Data records for software interfaces >>
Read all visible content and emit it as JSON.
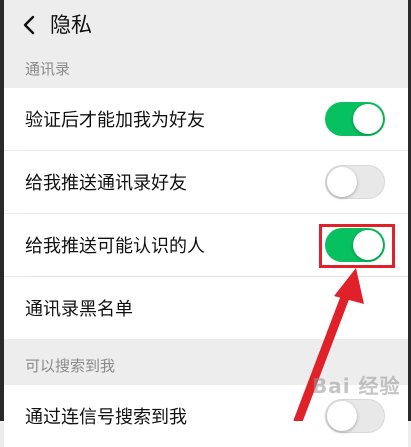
{
  "header": {
    "title": "隐私",
    "back_icon": "chevron-left-icon"
  },
  "sections": {
    "contacts_label": "通讯录",
    "searchable_label": "可以搜索到我"
  },
  "rows": {
    "verify_friend": {
      "label": "验证后才能加我为好友",
      "enabled": true
    },
    "push_contacts": {
      "label": "给我推送通讯录好友",
      "enabled": false
    },
    "push_people": {
      "label": "给我推送可能认识的人",
      "enabled": true
    },
    "blacklist": {
      "label": "通讯录黑名单"
    },
    "search_by_id": {
      "label": "通过连信号搜索到我",
      "enabled": false
    }
  },
  "colors": {
    "toggle_on": "#07c160",
    "annotation": "#e0212a"
  },
  "watermark": "Bai 经验"
}
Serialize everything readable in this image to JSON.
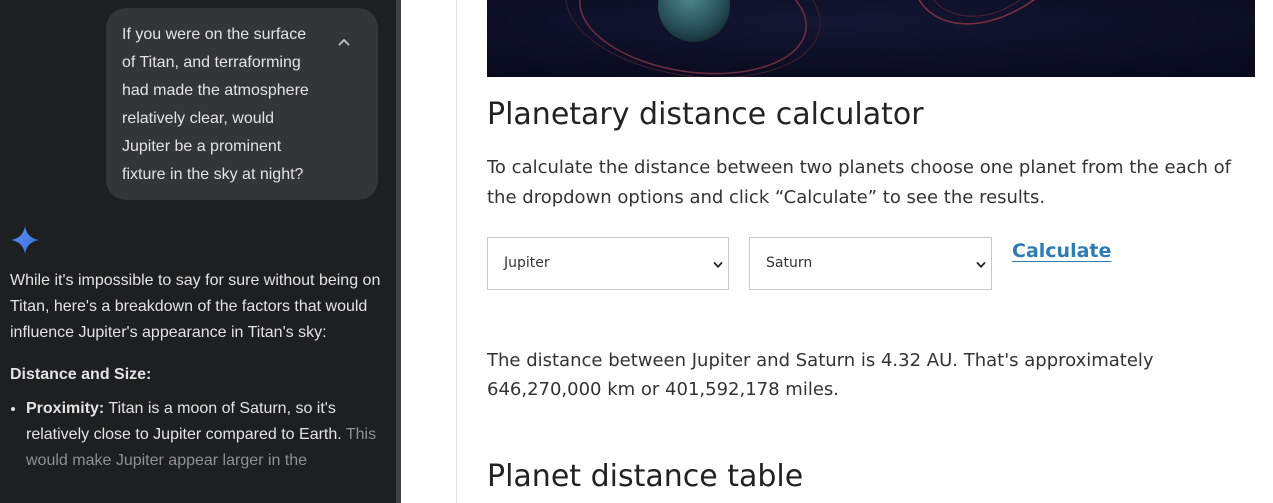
{
  "chat": {
    "user_prompt": "If you were on the surface of Titan, and terraforming had made the atmosphere relatively clear, would Jupiter be a prominent fixture in the sky at night?",
    "response": {
      "intro": "While it's impossible to say for sure without being on Titan, here's a breakdown of the factors that would influence Jupiter's appearance in Titan's sky:",
      "section_heading": "Distance and Size:",
      "bullets": [
        {
          "label": "Proximity:",
          "text": " Titan is a moon of Saturn, so it's relatively close to Jupiter compared to Earth.",
          "faded_text": " This would make Jupiter appear larger in the"
        }
      ]
    }
  },
  "page": {
    "calculator_title": "Planetary distance calculator",
    "calculator_description": "To calculate the distance between two planets choose one planet from the each of the dropdown options and click “Calculate” to see the results.",
    "select_planet_1": "Jupiter",
    "select_planet_2": "Saturn",
    "calculate_label": "Calculate",
    "result_text": "The distance between Jupiter and Saturn is 4.32 AU. That's approximately 646,270,000 km or 401,592,178 miles.",
    "table_title": "Planet distance table"
  },
  "colors": {
    "chat_background": "#1e1f20",
    "user_bubble": "#333537",
    "gemini_accent": "#4285f4",
    "link_blue": "#2d7bb5",
    "hero_background": "#0b0c22"
  },
  "icons": {
    "collapse": "chevron-up-icon",
    "assistant": "gemini-sparkle-icon",
    "select_arrow": "chevron-down-icon"
  }
}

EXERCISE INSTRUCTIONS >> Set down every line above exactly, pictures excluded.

ANSWER TO THE EXERCISE >>
Read all visible content and emit it as JSON.
{
  "header": {
    "title": "隐私",
    "back_icon": "chevron-left-icon"
  },
  "sections": {
    "contacts_label": "通讯录",
    "searchable_label": "可以搜索到我"
  },
  "rows": {
    "verify_friend": {
      "label": "验证后才能加我为好友",
      "enabled": true
    },
    "push_contacts": {
      "label": "给我推送通讯录好友",
      "enabled": false
    },
    "push_people": {
      "label": "给我推送可能认识的人",
      "enabled": true
    },
    "blacklist": {
      "label": "通讯录黑名单"
    },
    "search_by_id": {
      "label": "通过连信号搜索到我",
      "enabled": false
    }
  },
  "colors": {
    "toggle_on": "#07c160",
    "annotation": "#e0212a"
  },
  "watermark": "Bai 经验"
}
Serialize everything readable in this image to JSON.
{
  "chat": {
    "user_prompt": "If you were on the surface of Titan, and terraforming had made the atmosphere relatively clear, would Jupiter be a prominent fixture in the sky at night?",
    "response": {
      "intro": "While it's impossible to say for sure without being on Titan, here's a breakdown of the factors that would influence Jupiter's appearance in Titan's sky:",
      "section_heading": "Distance and Size:",
      "bullets": [
        {
          "label": "Proximity:",
          "text": " Titan is a moon of Saturn, so it's relatively close to Jupiter compared to Earth.",
          "faded_text": " This would make Jupiter appear larger in the"
        }
      ]
    }
  },
  "page": {
    "calculator_title": "Planetary distance calculator",
    "calculator_description": "To calculate the distance between two planets choose one planet from the each of the dropdown options and click “Calculate” to see the results.",
    "select_planet_1": "Jupiter",
    "select_planet_2": "Saturn",
    "calculate_label": "Calculate",
    "result_text": "The distance between Jupiter and Saturn is 4.32 AU. That's approximately 646,270,000 km or 401,592,178 miles.",
    "table_title": "Planet distance table"
  },
  "colors": {
    "chat_background": "#1e1f20",
    "user_bubble": "#333537",
    "gemini_accent": "#4285f4",
    "link_blue": "#2d7bb5",
    "hero_background": "#0b0c22"
  },
  "icons": {
    "collapse": "chevron-up-icon",
    "assistant": "gemini-sparkle-icon",
    "select_arrow": "chevron-down-icon"
  }
}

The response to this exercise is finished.